→ Activity
Would you print the whole listing again, word for word?
=-=-=-=-=
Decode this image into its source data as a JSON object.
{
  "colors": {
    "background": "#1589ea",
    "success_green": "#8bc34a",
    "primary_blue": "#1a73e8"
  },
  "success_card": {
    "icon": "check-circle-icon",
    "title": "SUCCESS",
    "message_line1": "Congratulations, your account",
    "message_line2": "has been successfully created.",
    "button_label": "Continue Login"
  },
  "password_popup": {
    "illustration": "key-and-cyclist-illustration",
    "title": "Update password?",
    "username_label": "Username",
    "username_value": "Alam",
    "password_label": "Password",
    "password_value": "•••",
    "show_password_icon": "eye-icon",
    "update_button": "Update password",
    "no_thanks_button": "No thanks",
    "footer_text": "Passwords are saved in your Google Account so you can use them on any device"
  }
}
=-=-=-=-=
→ Solution to the problem
Decode this image into its source data as a JSON object.
{
  "colors": {
    "background": "#1589ea",
    "success_green": "#8bc34a",
    "primary_blue": "#1a73e8"
  },
  "success_card": {
    "icon": "check-circle-icon",
    "title": "SUCCESS",
    "message_line1": "Congratulations, your account",
    "message_line2": "has been successfully created.",
    "button_label": "Continue Login"
  },
  "password_popup": {
    "illustration": "key-and-cyclist-illustration",
    "title": "Update password?",
    "username_label": "Username",
    "username_value": "Alam",
    "password_label": "Password",
    "password_value": "•••",
    "show_password_icon": "eye-icon",
    "update_button": "Update password",
    "no_thanks_button": "No thanks",
    "footer_text": "Passwords are saved in your Google Account so you can use them on any device"
  }
}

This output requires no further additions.